Sacred Roman Well with Evidence of Dog Sacrifice Uncovered
Archaeologists in Portsmouth, UK, have discovered a Roman well buried just a few feet under a garden in the centre of Havant. The well was filled with coins, a bronze ring with a carving of Neptune, Roman god of the sea, and eight dog skeletons. Experts believe the dogs were dropped down the well as a sacrifice to the gods.
Dr Andy Russel from Southampton Archaeology Unit said that it is the first time that evidence of dog sacrifice has been found in Portsmouth. “I’ve never come across a deposit of dogs down a Roman pit or well before – it’s intriguing,” he said.
The well, dated at between 250 and 280AD, is made of stone from the Isle of Wight.
While it is the first discovery of its kind in the region, evidence of dog sacrifice dating back to ancient times is quite common and it took many ritual forms, although two general categories of symbolism can be identified.
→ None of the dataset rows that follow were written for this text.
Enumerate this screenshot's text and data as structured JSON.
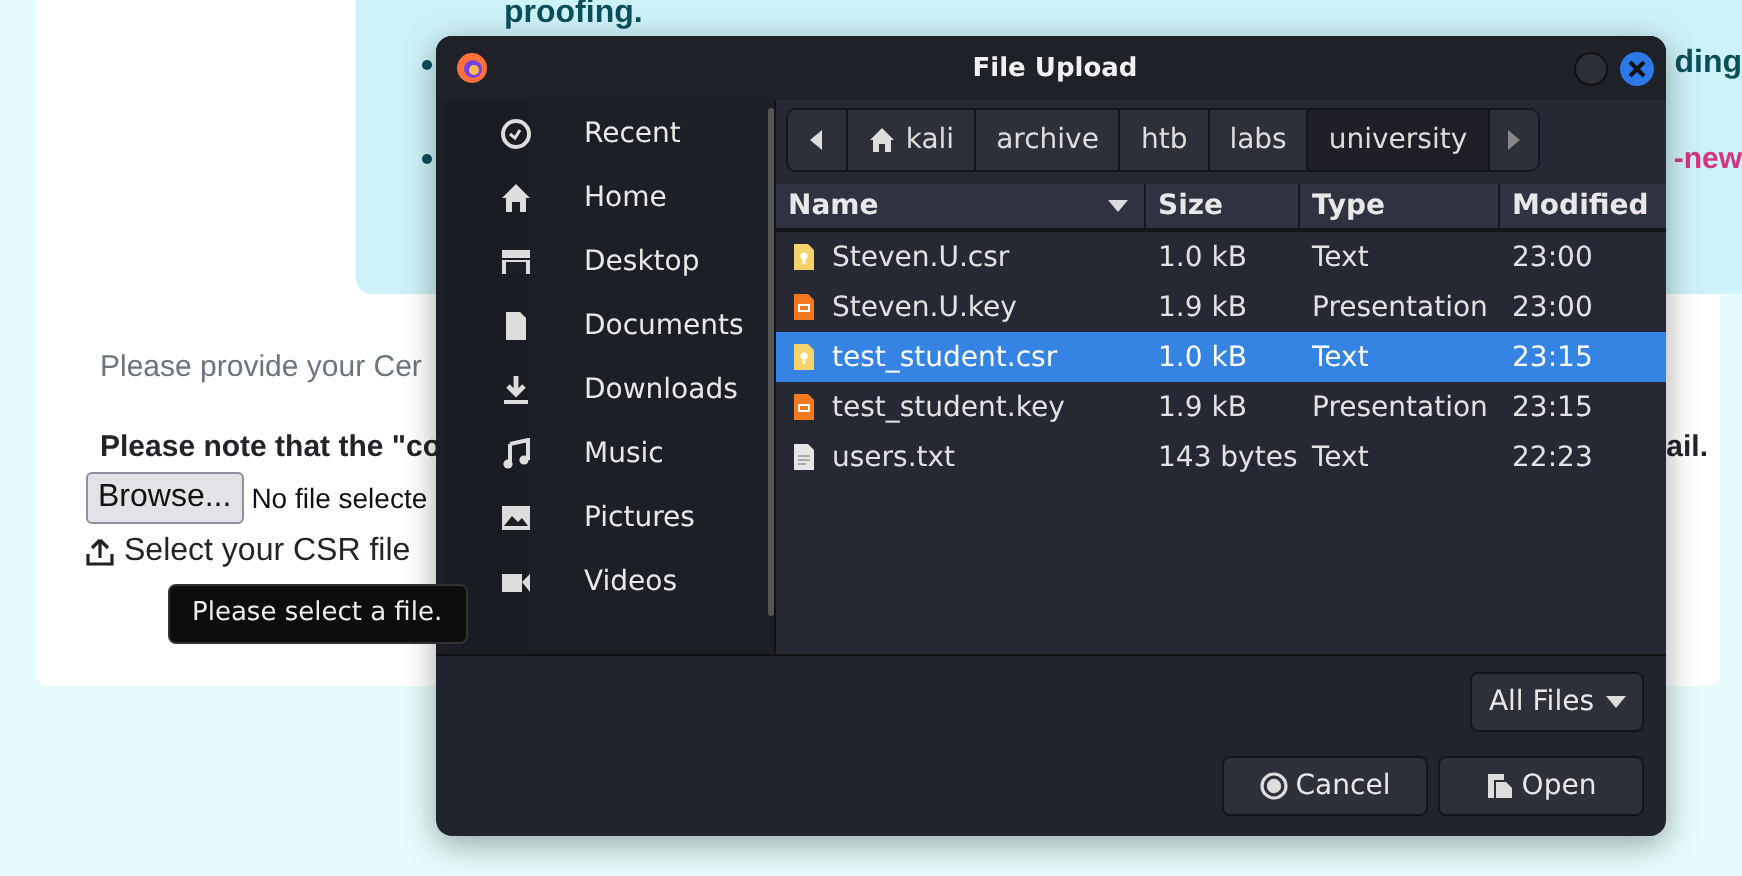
{
  "page": {
    "info_box": {
      "heading": "proofing.",
      "bullets": [
        {
          "kind": "text",
          "text": "ding"
        },
        {
          "kind": "tag",
          "text": "-new"
        }
      ]
    },
    "prompt": "Please provide your Cer",
    "note_start": "Please note that the \"co",
    "note_end": "ail.",
    "browse_button": "Browse...",
    "file_status": "No file selecte",
    "upload_label": "Select your CSR file",
    "tooltip": "Please select a file."
  },
  "dialog": {
    "title": "File Upload",
    "sidebar": {
      "items": [
        {
          "label": "Recent"
        },
        {
          "label": "Home"
        },
        {
          "label": "Desktop"
        },
        {
          "label": "Documents"
        },
        {
          "label": "Downloads"
        },
        {
          "label": "Music"
        },
        {
          "label": "Pictures"
        },
        {
          "label": "Videos"
        }
      ]
    },
    "path": [
      {
        "label": "kali",
        "selected": false
      },
      {
        "label": "archive",
        "selected": false
      },
      {
        "label": "htb",
        "selected": false
      },
      {
        "label": "labs",
        "selected": false
      },
      {
        "label": "university",
        "selected": true
      }
    ],
    "columns": [
      "Name",
      "Size",
      "Type",
      "Modified"
    ],
    "files": [
      {
        "kind": "certificate",
        "name": "Steven.U.csr",
        "size": "1.0 kB",
        "type": "Text",
        "modified": "23:00",
        "selected": false
      },
      {
        "kind": "presentation",
        "name": "Steven.U.key",
        "size": "1.9 kB",
        "type": "Presentation",
        "modified": "23:00",
        "selected": false
      },
      {
        "kind": "certificate",
        "name": "test_student.csr",
        "size": "1.0 kB",
        "type": "Text",
        "modified": "23:15",
        "selected": true
      },
      {
        "kind": "presentation",
        "name": "test_student.key",
        "size": "1.9 kB",
        "type": "Presentation",
        "modified": "23:15",
        "selected": false
      },
      {
        "kind": "plain",
        "name": "users.txt",
        "size": "143 bytes",
        "type": "Text",
        "modified": "22:23",
        "selected": false
      }
    ],
    "filter": "All Files",
    "buttons": [
      {
        "kind": "cancel",
        "label": "Cancel"
      },
      {
        "kind": "open",
        "label": "Open"
      }
    ]
  }
}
The first connects the rites of animal sacrifice to gods relating to procreation and development (Mazzorin & Minniti, 2002). In the area of Kolonos Agoraios in Athens, in a well deposit dated to the 2 nd century BC, the bones of 450 infants and 150 dogs were found. The association of the dogs and babies in the well has been interpreted as evidence of rites of purification associated with childbirth. In Ancient Greece one of the rites of passage involving dog sacrifice, was in honour the earth goddess who watched over birth. This ritual is documented in Italy by the bones of dogs found together with ceramic shards dating to the late 4 th century BC found in the well of a temple at Pyrgi, which was identified with goddesses associated with the concept of birth and development.
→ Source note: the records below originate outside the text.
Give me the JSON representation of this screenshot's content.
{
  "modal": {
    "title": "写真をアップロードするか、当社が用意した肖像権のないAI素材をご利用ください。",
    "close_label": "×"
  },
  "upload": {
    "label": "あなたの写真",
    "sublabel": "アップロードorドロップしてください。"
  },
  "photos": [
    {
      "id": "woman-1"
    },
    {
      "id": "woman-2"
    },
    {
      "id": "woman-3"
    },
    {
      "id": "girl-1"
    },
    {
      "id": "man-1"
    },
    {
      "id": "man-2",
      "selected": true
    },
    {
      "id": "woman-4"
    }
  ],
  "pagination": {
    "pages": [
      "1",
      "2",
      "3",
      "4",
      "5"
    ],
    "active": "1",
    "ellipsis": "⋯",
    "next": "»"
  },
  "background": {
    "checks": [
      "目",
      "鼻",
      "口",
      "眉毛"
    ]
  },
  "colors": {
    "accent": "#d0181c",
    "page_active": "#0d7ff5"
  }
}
The second form appears to take its origins from the everyday role of dogs in human life as faithful companions and guardians of precious possessions (Mazzorin & Minniti, 2002). There has been a multitude of tomb findings in which the remains of a dog were found next to or near a buried individual, suggesting that the dog was killed in order to be buried alongside its owner. Dogs were often connected with the Underworld and were assumed to belong to both the land of the living and the land of the dead (Sergis). In the mythology of ancient Greece dogs played a part in three important phases of man’s relationship with death: the passage from life to death; the time spent in the Underworld; and the return to life as a spirit.
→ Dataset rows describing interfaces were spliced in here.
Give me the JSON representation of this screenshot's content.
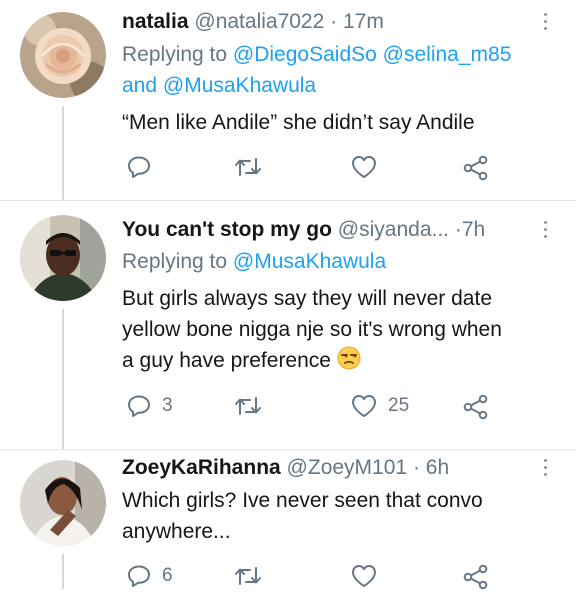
{
  "tweets": [
    {
      "display_name": "natalia",
      "handle": "@natalia7022",
      "time": "17m",
      "reply_prefix": "Replying to",
      "reply_line1_mentions": [
        "@DiegoSaidSo",
        "@selina_m85"
      ],
      "reply_line2_and": "and",
      "reply_line2_mention": "@MusaKhawula",
      "text_lines": [
        "“Men like Andile” she didn’t say Andile"
      ],
      "reply_count": "",
      "retweet_count": "",
      "like_count": ""
    },
    {
      "display_name": "You can't stop my go",
      "handle": "@siyanda...",
      "time": "7h",
      "reply_prefix": "Replying to",
      "reply_mention": "@MusaKhawula",
      "text_lines": [
        "But girls always say they will never date",
        "yellow bone nigga nje so it's wrong when",
        "a guy have preference"
      ],
      "emoji": "unamused-face",
      "reply_count": "3",
      "retweet_count": "",
      "like_count": "25"
    },
    {
      "display_name": "ZoeyKaRihanna",
      "handle": "@ZoeyM101",
      "time": "6h",
      "text_lines": [
        "Which girls? Ive never seen that convo",
        "anywhere..."
      ],
      "reply_count": "6",
      "retweet_count": "",
      "like_count": ""
    }
  ],
  "separator": "·",
  "icons": [
    "reply-icon",
    "retweet-icon",
    "like-icon",
    "share-icon",
    "more-icon"
  ],
  "colors": {
    "mention": "#1da1f2",
    "meta": "#657786",
    "text": "#14171a",
    "divider": "#e1e8ed"
  }
}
Archaeologists in Portsmouth are working to uncover more of the mysteries of the ancient Roman well and why the dogs were sacrificed there, perhaps linking the well to the worship of a particular god or goddess.
De Grossi Mazzorin, J. & Minniti, C. (2002). Dog Sacrifice in the Ancient World: A Ritual Passage? Dogs and People in Social, Working, Economic or Symbol Interaction, pp 62-66.
Sergis. Dog Sacrifice in Ancient and Modern Greece: From the Sacrifice Ritual to Dog Torture. Available from: http://www.folklore.ee/folklore/vol45/sergis.pdf